[[ Record excerpts open ]]
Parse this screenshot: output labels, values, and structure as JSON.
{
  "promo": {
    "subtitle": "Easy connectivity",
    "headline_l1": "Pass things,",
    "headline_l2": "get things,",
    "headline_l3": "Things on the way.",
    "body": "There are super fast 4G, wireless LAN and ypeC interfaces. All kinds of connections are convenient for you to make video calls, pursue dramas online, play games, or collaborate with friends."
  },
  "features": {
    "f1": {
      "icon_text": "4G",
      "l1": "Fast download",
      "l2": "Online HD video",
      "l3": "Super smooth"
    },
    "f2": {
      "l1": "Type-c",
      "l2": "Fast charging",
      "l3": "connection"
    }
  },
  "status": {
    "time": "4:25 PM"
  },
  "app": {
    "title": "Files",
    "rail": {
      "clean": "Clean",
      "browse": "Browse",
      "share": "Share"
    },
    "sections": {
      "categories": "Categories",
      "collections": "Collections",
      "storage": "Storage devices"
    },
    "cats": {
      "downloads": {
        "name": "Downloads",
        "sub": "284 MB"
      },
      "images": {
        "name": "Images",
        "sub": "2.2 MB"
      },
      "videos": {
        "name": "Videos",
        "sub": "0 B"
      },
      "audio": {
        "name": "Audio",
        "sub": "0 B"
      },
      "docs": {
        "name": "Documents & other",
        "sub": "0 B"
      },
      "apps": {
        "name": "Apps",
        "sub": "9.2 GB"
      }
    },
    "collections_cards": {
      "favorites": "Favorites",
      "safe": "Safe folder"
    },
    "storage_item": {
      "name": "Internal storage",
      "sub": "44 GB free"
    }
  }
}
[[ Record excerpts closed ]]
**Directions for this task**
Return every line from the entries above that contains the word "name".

**Output below**
        "name": "Downloads",
        "name": "Images",
        "name": "Videos",
        "name": "Audio",
        "name": "Documents & other",
        "name": "Apps",
      "name": "Internal storage",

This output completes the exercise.